Since its first public performance nearly three centuries ago, Jesu, Joy of Man's Desiring has been adapted and performed by hundreds of other musicians and artists. Even modern artists, such as Josh Groban, continue to make this song one of classical music's most renowned and adored tunes.

Even though Bach did not consider this piece his favorite or best work, it is probably the most widely recognized of all of his compositions. Because of its mainstream popularity, this song will undoubtedly continue to surface at weddings and other public performances for hundreds more years.



Sunday, December 18, 2016

How to Play ORGAN Chorale Fantasy "Komm Heiliger Geist", BWV 651 by BACH in 9 Steps

Johann Sebastian Bach (aged 61) in a portrait ...
Johann Sebastian Bach 
(Photo credit: Wikipedia)


Would you like to learn to play organ chorale fantasy "Komm Heiliger Geist, BWV 651 by Bach? If so, you will need to know the exact steps which will help you master this fantastic composition. In this article, I will share with you my recommendations on how to learn to play this piece and be ready for public performance.

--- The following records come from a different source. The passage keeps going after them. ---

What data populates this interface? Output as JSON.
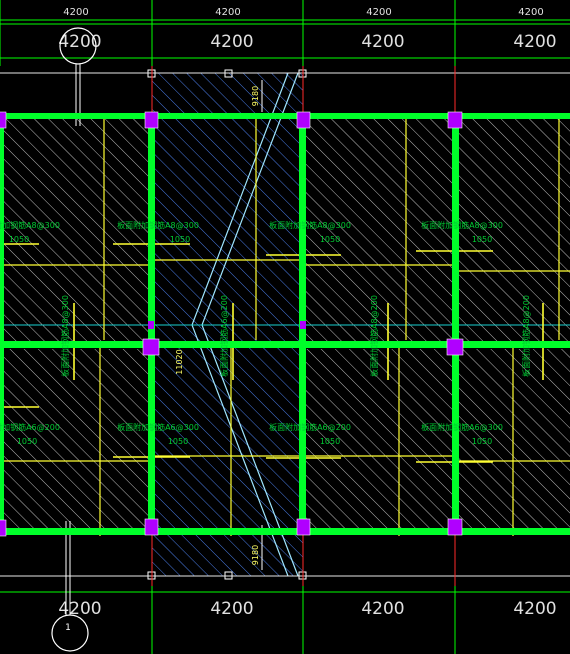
{
  "colors": {
    "background": "#000000",
    "beam": "#00ff2a",
    "axis": "#ff2a2a",
    "bay_line": "#ffff33",
    "dim_line": "#00ff00",
    "dim_text": "#e0e0e0",
    "column": "#b000ff",
    "rebar_text": "#00cc33",
    "stair_hatch": "#3a6bd8",
    "stair_edge": "#9fe6ff",
    "hatch": "#c8c8c8",
    "bubble": "#ffffff"
  },
  "dimensions": {
    "top_small": [
      "4200",
      "4200",
      "4200",
      "4200"
    ],
    "top_large": [
      "4200",
      "4200",
      "4200",
      "4200"
    ],
    "bottom_large": [
      "4200",
      "4200",
      "4200",
      "4200"
    ]
  },
  "axis_bubbles": {
    "bottom_left": "1"
  },
  "stair": {
    "flight_top": "9180",
    "flight_bottom": "9180",
    "landing": "11020"
  },
  "slabs": {
    "upper_rows": [
      {
        "label": "板面附加钢筋A8@300",
        "length": "1050"
      },
      {
        "label": "板面附加钢筋A8@300",
        "length": "1050"
      },
      {
        "label": "板面附加钢筋A8@300",
        "length": "1050"
      },
      {
        "label": "板面附加钢筋A8@300",
        "length": "1050"
      }
    ],
    "lower_rows": [
      {
        "label": "板面附加钢筋A6@200",
        "length": "1050"
      },
      {
        "label": "板面附加钢筋A6@300",
        "length": "1050"
      },
      {
        "label": "板面附加钢筋A6@200",
        "length": "1050"
      },
      {
        "label": "板面附加钢筋A6@300",
        "length": "1050"
      }
    ],
    "vertical_labels": [
      "板面附加钢筋A8@300",
      "板面附加钢筋A6@200",
      "板面附加钢筋A8@200",
      "板面附加钢筋A8@200"
    ]
  }
}
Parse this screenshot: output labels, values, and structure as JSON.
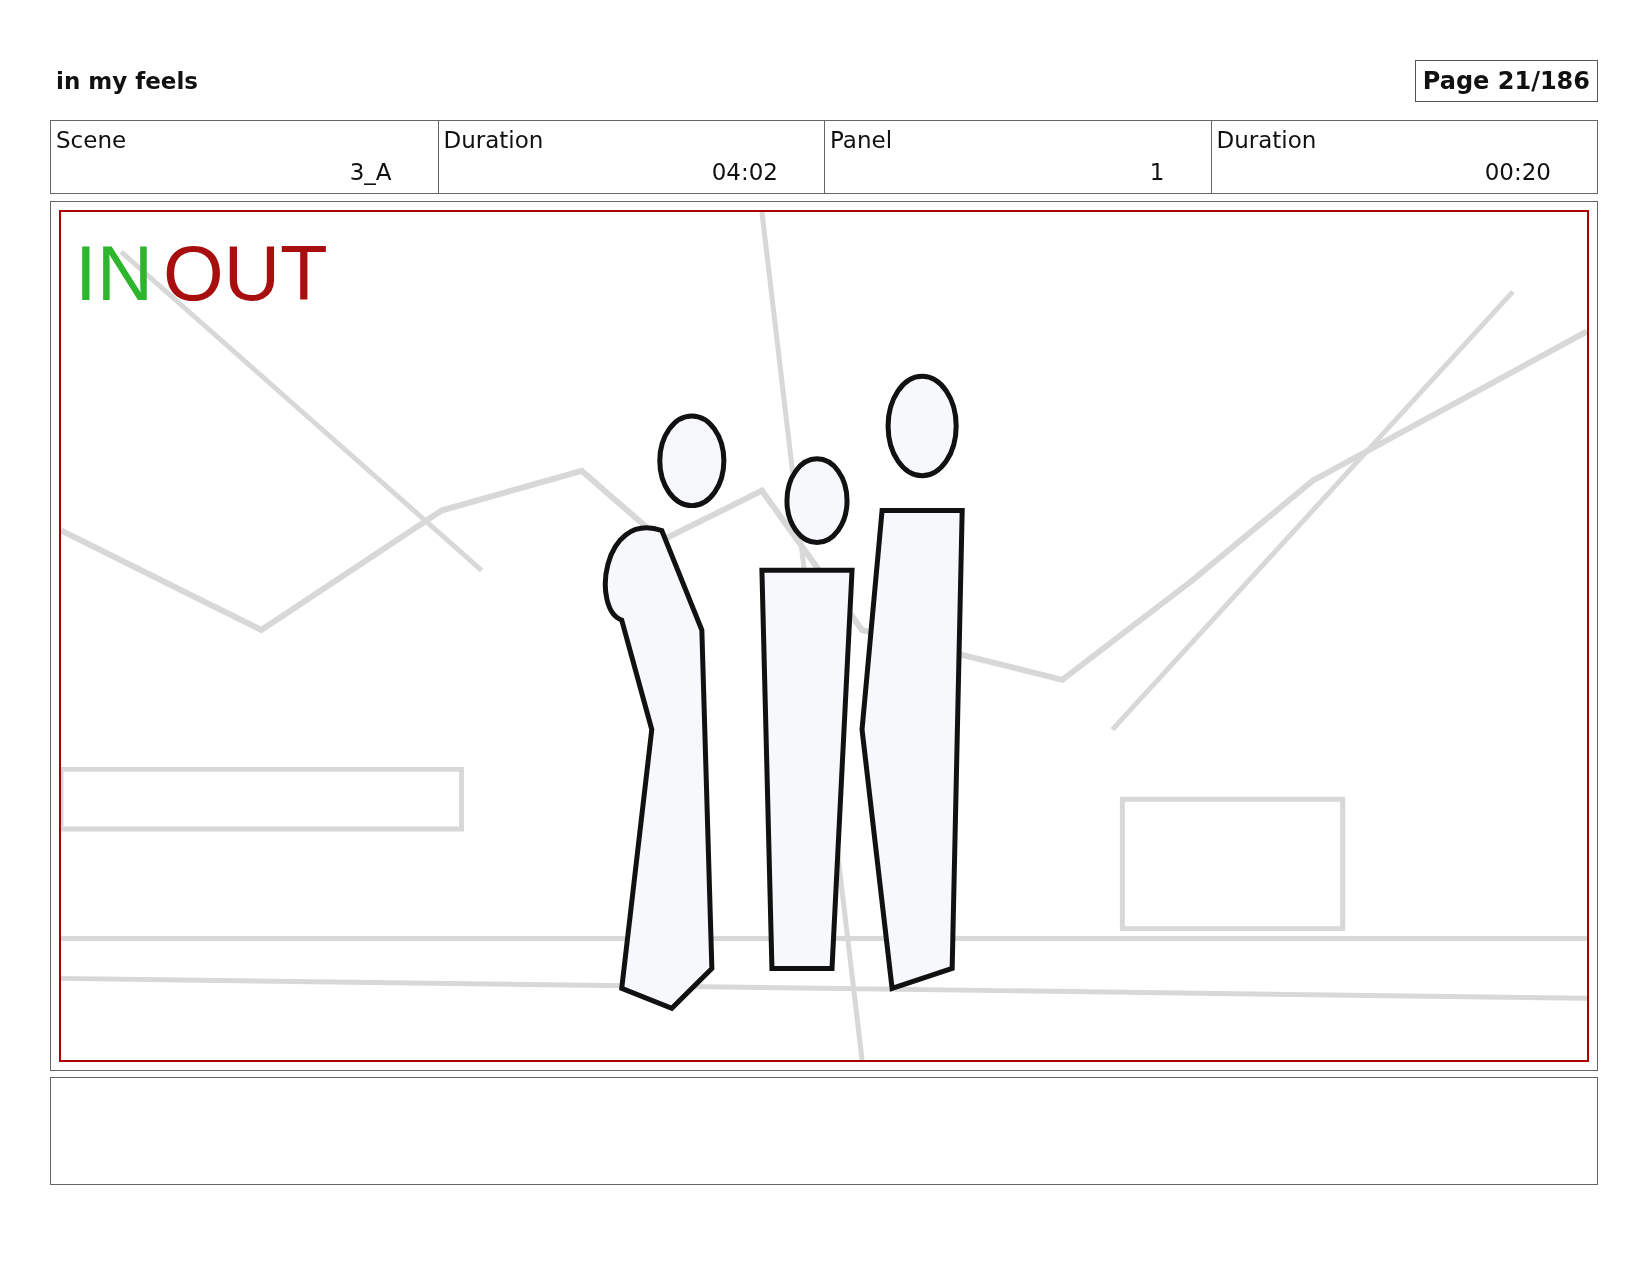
{
  "title": "in my feels",
  "page": "Page  21/186",
  "info": [
    {
      "label": "Scene",
      "value": "3_A"
    },
    {
      "label": "Duration",
      "value": "04:02"
    },
    {
      "label": "Panel",
      "value": "1"
    },
    {
      "label": "Duration",
      "value": "00:20"
    }
  ],
  "panel": {
    "in_label": "IN",
    "out_label": "OUT"
  }
}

Step 1 - Analyze the piece. In this step you will have to analyze the key, the texture, compositional techniques used and tonal plan of the piece. This will help you to understand how the piece is put together.

Step 2 - Write in fingering. Writing in fingering will help you to know exactly which fingers to use.
 This will definitely prevent many mistakes which would occur, if you play with accidental fingerings.

Step 3 - Write in pedaling. In this step, you will need to know the rules of Baroque pedaling techniques. Early pedaling for Baroque pieces is different from the Romantic and modern pedaling techniques.

Step 4 - Ornaments. This step is very crucial if you want to play this piece in the Baroque style.

Step 5 - Articulation. Even more than the previous step, correct articulation will make your playing sound stylistically appropriate. Note that Baroque music generally is not played legato.

Step 6 - Tempo. With this step you have to understand the correct ideal tempo for performance of this piece and for practicing this composition. You have to also take into consideration the acoustics of the room which will determine the exact tempo for performance.

Step 7 - Registration. In this step, you will need to know which stops to use both for practicing this piece and which kind of stop combinations to use for concert performance or church service. The registration will be different on various types of organ - large or small.

Step 8 - Practice the piece. In this step, you will actually start practicing this composition. You will have to figure out the way to practice efficiently and effectively. This will allow you to learn this piece and be ready for public performance in the shortest amount of time possible.



Step 9 - Memorization. Memorizing this piece is optional and you don't need to perform this piece in public from memory. However, I strongly recommend for you to memorize it because this will help you truly perfect this fantastic composition and advance to a whole new level of mastery even if you choose to play it from the score.

Apply my tips in your practice and this will help you to master organ chorale fantasy "Komm Heiliger Geist", BWV 651 by Bach. I am sure you will have much fun perfecting the piece. This will definitely help you to advance in organ playing.